Stolons and rhizomes move away from the main plant, and primarily help in reproducing the plant at some other site. This is how plants propagate and reproduce asexually. Also, both are used for food storage, which promotes natural vegetative reproduction. The nutrients that are absorbed by the root are passed down to stolons and rhizomes.
Although stolons and rhizomes exhibit similar functions, they are different structures of the plant. The differences between the two are discussed below:
Stolons Vs. Rhizomes
What are they?
♦ Stolons are offshoots of the existing stem of the plant. They may not necessarily emerge from the main stem. They may look like the main stem but unlike the main stem, they grow horizontally. Stolons bear nodes and internodes from where roots emerge, giving rise to a new plant, which is often referred to as daughter plant. The spider plant as well as the strawberry plant often shows stolons running parallel to the ground.

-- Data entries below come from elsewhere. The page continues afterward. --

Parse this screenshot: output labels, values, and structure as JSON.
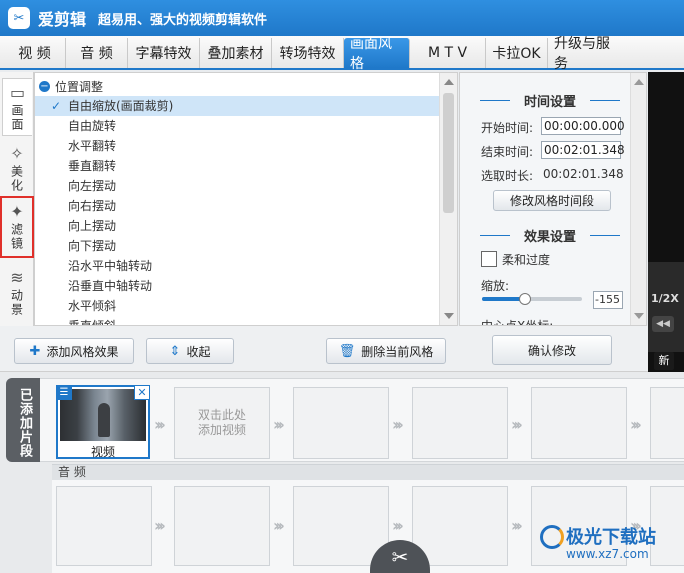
{
  "app": {
    "logo_glyph": "✂",
    "title": "爱剪辑",
    "slogan": "超易用、强大的视频剪辑软件"
  },
  "tabs": [
    {
      "label": "视  频"
    },
    {
      "label": "音  频"
    },
    {
      "label": "字幕特效"
    },
    {
      "label": "叠加素材"
    },
    {
      "label": "转场特效"
    },
    {
      "label": "画面风格",
      "active": true
    },
    {
      "label": "M T V"
    },
    {
      "label": "卡拉OK"
    },
    {
      "label": "升级与服务"
    }
  ],
  "categories": [
    {
      "icon": "screen-icon",
      "glyph": "▭",
      "label": "画面",
      "active": true
    },
    {
      "icon": "magic-wand-icon",
      "glyph": "✧",
      "label": "美化"
    },
    {
      "icon": "filter-wand-icon",
      "glyph": "✦",
      "label": "滤镜",
      "highlighted": true
    },
    {
      "icon": "wave-icon",
      "glyph": "≋",
      "label": "动景"
    }
  ],
  "effects": {
    "group": "位置调整",
    "group_glyph": "−",
    "check_glyph": "✓",
    "items": [
      {
        "label": "自由缩放(画面裁剪)",
        "selected": true
      },
      {
        "label": "自由旋转"
      },
      {
        "label": "水平翻转"
      },
      {
        "label": "垂直翻转"
      },
      {
        "label": "向左摆动"
      },
      {
        "label": "向右摆动"
      },
      {
        "label": "向上摆动"
      },
      {
        "label": "向下摆动"
      },
      {
        "label": "沿水平中轴转动"
      },
      {
        "label": "沿垂直中轴转动"
      },
      {
        "label": "水平倾斜"
      },
      {
        "label": "垂直倾斜"
      }
    ]
  },
  "settings": {
    "time_title": "时间设置",
    "start_label": "开始时间:",
    "start_value": "00:00:00.000",
    "end_label": "结束时间:",
    "end_value": "00:02:01.348",
    "duration_label": "选取时长:",
    "duration_value": "00:02:01.348",
    "modify_button": "修改风格时间段",
    "effect_title": "效果设置",
    "smooth_label": "柔和过度",
    "zoom_label": "缩放:",
    "zoom_value": "-155",
    "zoom_level": 0.43,
    "center_label": "中心点X坐标:"
  },
  "actions": {
    "add_icon_glyph": "✚",
    "add_label": "添加风格效果",
    "collapse_icon_glyph": "⇕",
    "collapse_label": "收起",
    "delete_icon_glyph": "🗑",
    "delete_label": "删除当前风格",
    "confirm_label": "确认修改"
  },
  "player": {
    "speed": "1/2X",
    "prev_glyph": "◀◀",
    "new_label": "新"
  },
  "timeline": {
    "added_label": "已添加片段",
    "clip_label": "视频",
    "clip_menu_glyph": "☰",
    "clip_close_glyph": "✕",
    "empty_hint": "双击此处\n添加视频",
    "audio_label": "音  频",
    "chevron_glyph": "›››",
    "scissor_glyph": "✂"
  },
  "watermark": {
    "text": "极光下载站",
    "url": "www.xz7.com"
  },
  "colors": {
    "accent": "#1f78c9",
    "highlight_border": "#e0302a"
  }
}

♦ Rhizomes are the main stem of the plant and grow sideways. Rhizomes also show nodes and internodes along its length that send out roots and new shoots from the node. Plant such as ginger, Chinese lantern, poison-oak, and bamboo as well as weeds, like bermuda grass and purple nut sledge, have underground rhizomes.
Where do they lie?
♦ After branching out of the stem, stolons usually emerge from the ground and run parallel to the soil surface. Many times, they run several inches above the ground.
♦ In most cases, rhizomes grow below the ground, hence are often referred to as underground stems.
♦ Unlike rhizomes, stolons are usually not fleshy and appear slender.
♦ Rhizomes are usually thicker, fatter and bulkier than stolons.
♦ Stolons are longer and appear depressed. They are elongated branches of the existing stem of the plant.
♦ Rhizomes are fleshy but shorter than stolons.
♦ Although both stolons and rhizomes have internodes, the former exhibit longer internodes.
♦ Rhizomes tend to show short internodes.
Food storage capacity
♦ Since stolons are thin and narrow, their storage capacity is comparatively less.
♦ Since rhizome are thicker, they tend to have greater storage capacity.
♦ Stolons are long, spread at a faster rate and cover a larger area, hence are efficient at rapidly increasing vegetative expansion.
♦ Since rhizomes are short and grow at a slower rate, they tend to have less potential in promoting rapid vegetative expansion.